Personal finances are always a tricky topic. It’s because it involves debt, income, and expenses. Topics that aren’t typically discussed during polite dinner conversations. But, it’s a very crucial issue in this time and age. A survey has revealed that almost three-quarters of Americans consider it finances the top source of stress in their lives. The pandemic has only worsened because of the record number of job losses incurred in the past year.
On the other hand, finances can constantly be improved. One of the reasons it might be causing such a headache for many people is how they’re spending their money. A study has shown that the average American buys almost $18,000 worth of nonessentials every year. It’s a staggering number, but it’s even worth more if you consider the other things that money could have gone to.
Debt is an essential expense nowadays. With all the expensive university fees, you practically need to borrow money to get a degree. For a lot of people, renting for their entire lives is not ideal. So they get home loans and refinance mortgages to own their very own house finally.
Because of all these expenses and more, the average American debt is around $90,000. It may be a mind-boggling figure, but it’s skewed due to age. For young adults, the average is only approximately $9,500, which is only 10% of the total figure. Meanwhile, for Gen Xers, the figure balloons to over $110,000. It’s easy to imagine that the difference between the numbers is due to the type of loans. Gen Z members are more likely to be paying off student loans, while Gen Xers are probably dealing with credit cards and car loans. No matter the type of debt, the money that goes into luxuries can help.
The average person puts more than $1,200 towards debt payments every month. You can relieve the financial pressure on yourself by making a simple change in your lifestyle. Instead of regularly going out to eat at restaurants, cook at home instead. According to the Bureau of Labor Statistics, households spend $3,000 on dining out every year. Meanwhile, eating in only costs a fraction of that figure. If you want to pay off your loans faster, try cooking at home more.
Bills are unavoidable. No matter how much you reduce your consumption, you will have to pay bills sooner or later. But some factors determine how much or how little you spend.
One important factor is location. People living in major cities tend to pay more than their counterparts in rural areas. This can be attributed to rent payments and auto insurance fees. The cost of living in different parts of the U.S. can be cheap or expensive, depending on the state or city.
Another crucial factor is the value of your expenses. If you have subscriptions to different music, video, and internet services, you’re probably spending more money than you need to. A study has revealed that Americans spend almost $600 yearly on subscriptions services. To compare, the average car insurance policy costs around $800 a year. If you can’t live without your favorite albums and shows, you can reduce your expenses by using family plans. Split the cost with your family or friends monthly to relieve some of the burdens on yourself.
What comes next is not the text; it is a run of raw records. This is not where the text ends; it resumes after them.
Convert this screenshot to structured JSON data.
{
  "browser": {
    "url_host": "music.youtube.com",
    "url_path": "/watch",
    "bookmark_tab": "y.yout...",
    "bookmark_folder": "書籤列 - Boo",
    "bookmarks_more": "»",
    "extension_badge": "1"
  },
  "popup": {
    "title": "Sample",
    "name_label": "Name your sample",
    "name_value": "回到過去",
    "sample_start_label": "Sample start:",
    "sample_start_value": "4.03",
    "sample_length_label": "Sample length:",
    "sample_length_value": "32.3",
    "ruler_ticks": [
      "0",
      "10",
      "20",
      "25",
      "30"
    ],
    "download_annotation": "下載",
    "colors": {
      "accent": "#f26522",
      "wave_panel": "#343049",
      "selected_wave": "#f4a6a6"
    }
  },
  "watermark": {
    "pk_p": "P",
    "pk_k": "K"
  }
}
Nearly everyone has heard about the 50-30-20 rule. It means that you spend 50% of what you earn on needs like food, rent, and other bills. Then, the 30% is for yourself. You can buy something that you want and give yourself a treat. Finally, the remaining 20% is for your savings. The problem is that this rule is easier on paper than applying it in real life. Most people struggle with saving money. A poll has revealed that most Americans can’t cover an emergency that costs $1,000. They would have to use their credit card or borrow money to handle such instances.
A straightforward way to get around this? Quit drinking coffee or, at the very least, reduce your consumption. The average person spends at least $1,000 on coffee every year. Instead of buying at coffee shops every time, bring your own.
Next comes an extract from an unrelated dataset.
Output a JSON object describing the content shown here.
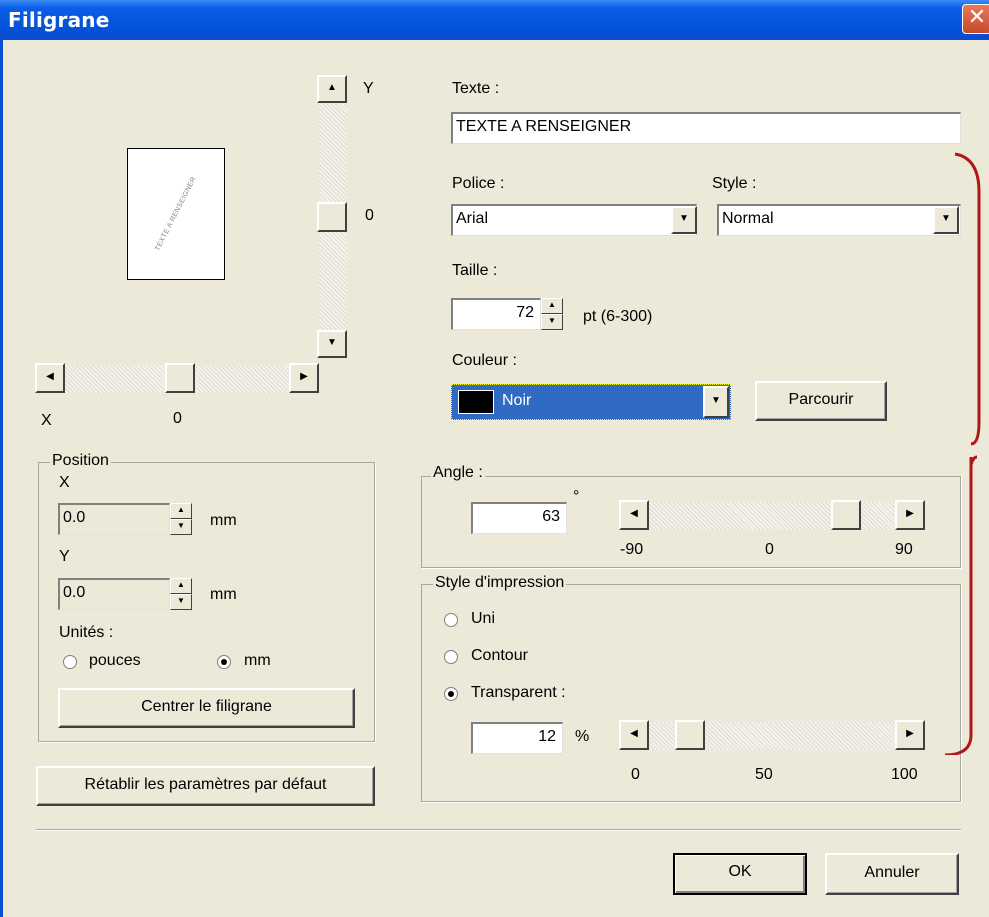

Paying off debt and bills can be a daunting task. It’ll probably take years and years of hard work, cutting back, and changes. On the bright side, there are always adjustments to try to relieve the financial pressure. Maybe a lifestyle change can take the burden off you and make you debt-free sooner than you imagined.